→ Directions for this task: Report every line in the records below that holds the word "Derived".

:: Source material

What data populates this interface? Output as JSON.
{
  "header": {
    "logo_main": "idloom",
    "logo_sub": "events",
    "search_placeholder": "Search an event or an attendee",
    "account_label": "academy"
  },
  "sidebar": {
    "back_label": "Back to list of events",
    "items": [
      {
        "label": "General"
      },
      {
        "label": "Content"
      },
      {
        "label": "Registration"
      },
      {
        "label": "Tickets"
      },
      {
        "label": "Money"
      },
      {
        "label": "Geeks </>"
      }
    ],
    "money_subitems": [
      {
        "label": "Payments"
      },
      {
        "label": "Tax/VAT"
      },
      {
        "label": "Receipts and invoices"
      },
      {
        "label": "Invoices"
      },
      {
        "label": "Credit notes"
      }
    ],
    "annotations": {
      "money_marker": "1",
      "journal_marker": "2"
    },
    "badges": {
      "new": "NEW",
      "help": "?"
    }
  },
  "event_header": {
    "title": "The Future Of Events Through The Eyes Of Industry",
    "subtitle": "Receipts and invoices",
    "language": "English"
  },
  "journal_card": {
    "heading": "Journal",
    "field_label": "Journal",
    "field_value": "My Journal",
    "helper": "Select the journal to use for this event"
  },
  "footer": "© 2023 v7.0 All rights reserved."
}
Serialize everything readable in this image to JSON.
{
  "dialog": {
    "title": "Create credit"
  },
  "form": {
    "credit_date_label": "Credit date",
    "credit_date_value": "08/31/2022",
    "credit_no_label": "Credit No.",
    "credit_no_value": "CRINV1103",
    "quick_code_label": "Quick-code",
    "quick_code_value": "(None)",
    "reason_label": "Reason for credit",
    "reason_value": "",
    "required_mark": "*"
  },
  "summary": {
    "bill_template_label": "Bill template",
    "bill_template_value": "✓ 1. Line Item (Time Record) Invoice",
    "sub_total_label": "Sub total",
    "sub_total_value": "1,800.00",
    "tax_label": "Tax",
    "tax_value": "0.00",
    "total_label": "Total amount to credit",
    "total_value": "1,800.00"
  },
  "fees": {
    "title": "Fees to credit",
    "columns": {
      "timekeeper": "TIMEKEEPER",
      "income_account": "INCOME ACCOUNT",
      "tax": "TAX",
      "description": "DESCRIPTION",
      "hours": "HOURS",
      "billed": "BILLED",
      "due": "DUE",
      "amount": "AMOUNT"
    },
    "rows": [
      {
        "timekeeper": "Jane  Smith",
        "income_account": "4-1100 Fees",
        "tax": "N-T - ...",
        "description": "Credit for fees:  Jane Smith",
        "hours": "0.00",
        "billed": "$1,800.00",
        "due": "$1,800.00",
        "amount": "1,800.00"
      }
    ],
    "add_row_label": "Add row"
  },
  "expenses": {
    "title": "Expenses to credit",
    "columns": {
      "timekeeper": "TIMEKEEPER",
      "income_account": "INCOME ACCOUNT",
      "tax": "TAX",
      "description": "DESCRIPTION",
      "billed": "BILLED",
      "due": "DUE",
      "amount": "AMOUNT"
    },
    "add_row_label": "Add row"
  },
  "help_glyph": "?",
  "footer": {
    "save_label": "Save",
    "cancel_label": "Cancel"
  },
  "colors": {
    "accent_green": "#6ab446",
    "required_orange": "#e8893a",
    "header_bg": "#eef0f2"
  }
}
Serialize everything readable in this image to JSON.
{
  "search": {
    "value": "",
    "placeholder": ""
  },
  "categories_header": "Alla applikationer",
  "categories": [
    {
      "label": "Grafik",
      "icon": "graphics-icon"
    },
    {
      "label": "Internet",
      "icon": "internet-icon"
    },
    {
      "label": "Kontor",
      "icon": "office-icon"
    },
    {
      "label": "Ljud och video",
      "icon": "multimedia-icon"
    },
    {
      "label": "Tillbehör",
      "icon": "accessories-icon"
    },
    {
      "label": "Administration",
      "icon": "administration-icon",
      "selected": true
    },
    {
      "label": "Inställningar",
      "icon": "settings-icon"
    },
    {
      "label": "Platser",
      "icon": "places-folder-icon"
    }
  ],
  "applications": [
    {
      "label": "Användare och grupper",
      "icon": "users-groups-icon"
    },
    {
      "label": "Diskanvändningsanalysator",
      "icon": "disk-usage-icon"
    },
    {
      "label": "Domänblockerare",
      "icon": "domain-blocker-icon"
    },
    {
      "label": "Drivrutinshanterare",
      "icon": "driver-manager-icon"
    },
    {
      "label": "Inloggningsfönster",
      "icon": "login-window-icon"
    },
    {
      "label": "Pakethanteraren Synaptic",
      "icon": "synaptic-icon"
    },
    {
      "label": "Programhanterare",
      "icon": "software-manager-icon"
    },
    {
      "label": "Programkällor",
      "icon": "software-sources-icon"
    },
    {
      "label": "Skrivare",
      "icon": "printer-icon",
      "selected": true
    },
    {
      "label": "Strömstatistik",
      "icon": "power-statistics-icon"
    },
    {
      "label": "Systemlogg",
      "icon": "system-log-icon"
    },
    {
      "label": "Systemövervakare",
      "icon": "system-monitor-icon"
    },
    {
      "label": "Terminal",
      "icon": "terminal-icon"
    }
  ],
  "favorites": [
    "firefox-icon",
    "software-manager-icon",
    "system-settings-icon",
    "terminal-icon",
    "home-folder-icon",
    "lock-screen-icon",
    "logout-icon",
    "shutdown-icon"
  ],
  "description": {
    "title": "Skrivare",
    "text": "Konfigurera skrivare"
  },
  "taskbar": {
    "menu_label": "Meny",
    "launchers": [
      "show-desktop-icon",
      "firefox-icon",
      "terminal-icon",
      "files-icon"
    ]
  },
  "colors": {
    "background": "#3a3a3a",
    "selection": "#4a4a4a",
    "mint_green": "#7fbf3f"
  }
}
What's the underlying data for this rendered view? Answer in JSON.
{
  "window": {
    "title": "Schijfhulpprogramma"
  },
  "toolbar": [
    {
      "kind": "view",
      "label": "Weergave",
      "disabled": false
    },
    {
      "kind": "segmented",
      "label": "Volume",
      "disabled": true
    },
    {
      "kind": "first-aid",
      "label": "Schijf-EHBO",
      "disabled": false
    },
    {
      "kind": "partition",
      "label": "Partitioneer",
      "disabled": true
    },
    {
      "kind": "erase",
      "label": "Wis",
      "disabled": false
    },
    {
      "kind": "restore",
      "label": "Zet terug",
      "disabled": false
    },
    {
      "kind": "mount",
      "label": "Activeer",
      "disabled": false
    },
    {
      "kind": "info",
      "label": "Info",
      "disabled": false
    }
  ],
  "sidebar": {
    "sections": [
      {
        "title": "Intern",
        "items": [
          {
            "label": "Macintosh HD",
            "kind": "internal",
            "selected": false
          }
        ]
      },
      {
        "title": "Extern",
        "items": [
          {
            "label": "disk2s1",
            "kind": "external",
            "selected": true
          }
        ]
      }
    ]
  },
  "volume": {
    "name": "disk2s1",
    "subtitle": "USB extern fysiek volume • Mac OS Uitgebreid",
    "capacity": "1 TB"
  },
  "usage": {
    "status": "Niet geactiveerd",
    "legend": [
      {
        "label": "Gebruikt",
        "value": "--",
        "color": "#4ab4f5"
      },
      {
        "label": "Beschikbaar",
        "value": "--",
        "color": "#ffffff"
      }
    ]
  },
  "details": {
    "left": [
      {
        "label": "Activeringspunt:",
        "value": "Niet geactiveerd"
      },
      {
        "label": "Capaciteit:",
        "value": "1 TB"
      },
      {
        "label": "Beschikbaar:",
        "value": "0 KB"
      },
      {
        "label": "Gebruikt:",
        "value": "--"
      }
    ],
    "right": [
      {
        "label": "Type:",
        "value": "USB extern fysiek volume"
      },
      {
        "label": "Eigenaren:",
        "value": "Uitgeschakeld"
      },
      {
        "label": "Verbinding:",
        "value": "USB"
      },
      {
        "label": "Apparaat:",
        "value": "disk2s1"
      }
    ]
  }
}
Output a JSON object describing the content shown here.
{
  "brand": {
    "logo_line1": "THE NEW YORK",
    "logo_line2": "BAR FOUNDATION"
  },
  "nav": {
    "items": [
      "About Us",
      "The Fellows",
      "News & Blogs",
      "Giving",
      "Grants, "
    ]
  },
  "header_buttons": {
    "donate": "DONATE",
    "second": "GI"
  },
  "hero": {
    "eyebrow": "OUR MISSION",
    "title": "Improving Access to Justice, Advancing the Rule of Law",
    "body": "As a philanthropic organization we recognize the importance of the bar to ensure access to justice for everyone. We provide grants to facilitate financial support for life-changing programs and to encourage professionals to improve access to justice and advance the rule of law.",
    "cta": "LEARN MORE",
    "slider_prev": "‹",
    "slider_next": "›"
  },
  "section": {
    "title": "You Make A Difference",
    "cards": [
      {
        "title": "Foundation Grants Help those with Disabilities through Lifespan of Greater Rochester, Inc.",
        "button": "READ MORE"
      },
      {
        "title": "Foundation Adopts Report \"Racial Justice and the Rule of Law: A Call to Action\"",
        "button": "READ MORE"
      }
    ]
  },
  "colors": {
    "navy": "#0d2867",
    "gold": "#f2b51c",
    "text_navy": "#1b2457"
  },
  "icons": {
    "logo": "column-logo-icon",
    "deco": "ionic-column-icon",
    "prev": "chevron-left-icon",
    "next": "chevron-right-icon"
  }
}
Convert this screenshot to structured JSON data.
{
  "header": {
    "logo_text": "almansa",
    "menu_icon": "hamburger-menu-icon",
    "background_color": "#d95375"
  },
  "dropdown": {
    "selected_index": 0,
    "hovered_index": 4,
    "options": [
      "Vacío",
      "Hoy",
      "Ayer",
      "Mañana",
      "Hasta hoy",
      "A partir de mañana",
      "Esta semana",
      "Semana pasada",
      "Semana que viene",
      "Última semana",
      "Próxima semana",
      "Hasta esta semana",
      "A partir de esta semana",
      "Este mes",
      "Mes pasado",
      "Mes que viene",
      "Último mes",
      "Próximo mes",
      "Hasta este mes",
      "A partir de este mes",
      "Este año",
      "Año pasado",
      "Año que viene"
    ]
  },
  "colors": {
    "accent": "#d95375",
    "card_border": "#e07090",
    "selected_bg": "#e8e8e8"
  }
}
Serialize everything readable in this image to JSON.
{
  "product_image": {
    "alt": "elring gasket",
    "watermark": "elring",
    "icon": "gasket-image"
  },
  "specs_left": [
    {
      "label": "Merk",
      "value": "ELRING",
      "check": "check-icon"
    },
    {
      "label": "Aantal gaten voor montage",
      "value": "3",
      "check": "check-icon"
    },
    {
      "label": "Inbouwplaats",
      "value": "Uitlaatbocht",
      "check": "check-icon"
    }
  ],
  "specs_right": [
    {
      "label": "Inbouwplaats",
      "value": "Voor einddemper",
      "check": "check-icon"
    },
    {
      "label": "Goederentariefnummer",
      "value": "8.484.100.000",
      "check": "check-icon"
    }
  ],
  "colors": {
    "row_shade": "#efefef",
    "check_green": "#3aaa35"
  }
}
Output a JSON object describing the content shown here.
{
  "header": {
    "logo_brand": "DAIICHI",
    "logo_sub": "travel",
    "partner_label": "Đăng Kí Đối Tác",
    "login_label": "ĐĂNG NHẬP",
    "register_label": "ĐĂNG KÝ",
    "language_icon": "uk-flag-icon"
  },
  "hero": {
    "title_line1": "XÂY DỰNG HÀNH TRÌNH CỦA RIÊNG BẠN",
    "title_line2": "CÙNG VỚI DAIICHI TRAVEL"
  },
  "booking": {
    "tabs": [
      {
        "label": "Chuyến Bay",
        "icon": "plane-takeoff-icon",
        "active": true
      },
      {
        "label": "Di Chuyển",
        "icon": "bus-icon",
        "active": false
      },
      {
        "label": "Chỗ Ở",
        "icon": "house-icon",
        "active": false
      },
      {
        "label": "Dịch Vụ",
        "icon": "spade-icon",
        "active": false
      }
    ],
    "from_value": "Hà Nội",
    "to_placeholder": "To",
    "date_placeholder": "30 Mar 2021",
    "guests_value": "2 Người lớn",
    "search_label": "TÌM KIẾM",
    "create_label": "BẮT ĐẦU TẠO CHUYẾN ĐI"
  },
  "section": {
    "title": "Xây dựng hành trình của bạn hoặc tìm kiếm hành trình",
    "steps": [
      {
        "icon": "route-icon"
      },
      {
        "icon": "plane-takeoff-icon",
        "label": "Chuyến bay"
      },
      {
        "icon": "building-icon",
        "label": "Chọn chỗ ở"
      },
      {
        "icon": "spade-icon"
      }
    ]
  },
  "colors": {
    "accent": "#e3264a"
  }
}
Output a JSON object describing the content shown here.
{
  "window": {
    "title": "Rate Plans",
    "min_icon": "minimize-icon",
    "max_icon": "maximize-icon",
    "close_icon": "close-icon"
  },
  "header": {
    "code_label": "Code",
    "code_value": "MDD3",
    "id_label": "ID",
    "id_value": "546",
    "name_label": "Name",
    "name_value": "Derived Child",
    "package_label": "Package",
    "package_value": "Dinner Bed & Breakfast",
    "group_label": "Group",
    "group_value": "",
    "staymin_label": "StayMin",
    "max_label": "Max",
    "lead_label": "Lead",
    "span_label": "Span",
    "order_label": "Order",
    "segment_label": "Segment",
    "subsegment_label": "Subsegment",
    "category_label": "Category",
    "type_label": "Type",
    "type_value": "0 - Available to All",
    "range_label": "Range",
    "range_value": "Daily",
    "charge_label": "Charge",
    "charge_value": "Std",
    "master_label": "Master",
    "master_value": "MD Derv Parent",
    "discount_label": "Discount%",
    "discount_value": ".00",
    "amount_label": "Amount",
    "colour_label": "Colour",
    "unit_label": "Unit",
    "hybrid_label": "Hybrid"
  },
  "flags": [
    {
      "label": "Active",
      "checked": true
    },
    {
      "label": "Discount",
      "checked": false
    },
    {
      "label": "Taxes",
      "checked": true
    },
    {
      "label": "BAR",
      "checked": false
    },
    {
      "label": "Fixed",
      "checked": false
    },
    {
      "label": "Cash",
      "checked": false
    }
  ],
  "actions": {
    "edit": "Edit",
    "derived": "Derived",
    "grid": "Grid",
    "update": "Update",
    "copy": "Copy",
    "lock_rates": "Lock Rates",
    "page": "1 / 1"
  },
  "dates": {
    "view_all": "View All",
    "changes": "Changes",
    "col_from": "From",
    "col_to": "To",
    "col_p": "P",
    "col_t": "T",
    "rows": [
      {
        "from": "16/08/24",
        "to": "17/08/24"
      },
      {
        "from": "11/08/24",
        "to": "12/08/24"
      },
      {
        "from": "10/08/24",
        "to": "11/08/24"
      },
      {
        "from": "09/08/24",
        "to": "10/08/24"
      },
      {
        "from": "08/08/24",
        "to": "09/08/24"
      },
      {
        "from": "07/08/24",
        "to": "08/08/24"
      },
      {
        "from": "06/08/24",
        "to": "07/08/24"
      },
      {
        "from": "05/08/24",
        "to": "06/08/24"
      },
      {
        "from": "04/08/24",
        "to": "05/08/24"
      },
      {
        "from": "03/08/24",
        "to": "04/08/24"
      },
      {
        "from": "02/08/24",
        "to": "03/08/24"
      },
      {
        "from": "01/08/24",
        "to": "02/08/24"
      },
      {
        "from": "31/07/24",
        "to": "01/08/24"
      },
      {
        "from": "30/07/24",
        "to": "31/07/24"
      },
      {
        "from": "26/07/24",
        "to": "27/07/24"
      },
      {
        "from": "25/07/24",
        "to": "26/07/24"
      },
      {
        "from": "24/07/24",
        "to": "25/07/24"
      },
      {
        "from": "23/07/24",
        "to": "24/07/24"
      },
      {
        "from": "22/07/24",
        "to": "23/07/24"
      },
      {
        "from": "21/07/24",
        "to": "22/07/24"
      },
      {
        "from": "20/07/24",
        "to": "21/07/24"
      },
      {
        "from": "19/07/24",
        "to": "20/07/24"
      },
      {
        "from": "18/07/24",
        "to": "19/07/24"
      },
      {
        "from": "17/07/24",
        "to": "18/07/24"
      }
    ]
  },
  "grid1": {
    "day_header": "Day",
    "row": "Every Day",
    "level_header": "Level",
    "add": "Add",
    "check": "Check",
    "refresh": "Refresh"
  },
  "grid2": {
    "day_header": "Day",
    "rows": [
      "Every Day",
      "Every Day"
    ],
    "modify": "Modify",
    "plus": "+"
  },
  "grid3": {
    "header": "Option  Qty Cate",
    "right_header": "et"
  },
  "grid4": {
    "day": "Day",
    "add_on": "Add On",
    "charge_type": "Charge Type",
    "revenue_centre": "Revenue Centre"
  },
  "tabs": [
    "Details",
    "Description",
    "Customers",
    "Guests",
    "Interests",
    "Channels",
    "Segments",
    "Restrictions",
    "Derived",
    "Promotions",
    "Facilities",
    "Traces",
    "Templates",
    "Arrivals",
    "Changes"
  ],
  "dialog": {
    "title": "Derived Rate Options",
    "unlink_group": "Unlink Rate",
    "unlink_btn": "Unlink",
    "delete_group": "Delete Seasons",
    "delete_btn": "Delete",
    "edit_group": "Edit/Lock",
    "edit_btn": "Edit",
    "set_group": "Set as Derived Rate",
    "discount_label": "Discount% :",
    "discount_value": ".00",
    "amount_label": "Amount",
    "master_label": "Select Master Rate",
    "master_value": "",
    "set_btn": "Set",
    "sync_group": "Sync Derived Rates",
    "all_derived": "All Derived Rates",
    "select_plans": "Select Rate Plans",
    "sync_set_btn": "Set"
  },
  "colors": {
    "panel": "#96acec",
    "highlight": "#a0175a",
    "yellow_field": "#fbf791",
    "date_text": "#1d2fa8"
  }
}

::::

→ Output of the task:
    "name_value": "Derived Child",
    "derived": "Derived",
    "Derived",
    "title": "Derived Rate Options",
    "set_group": "Set as Derived Rate",
    "sync_group": "Sync Derived Rates",
    "all_derived": "All Derived Rates",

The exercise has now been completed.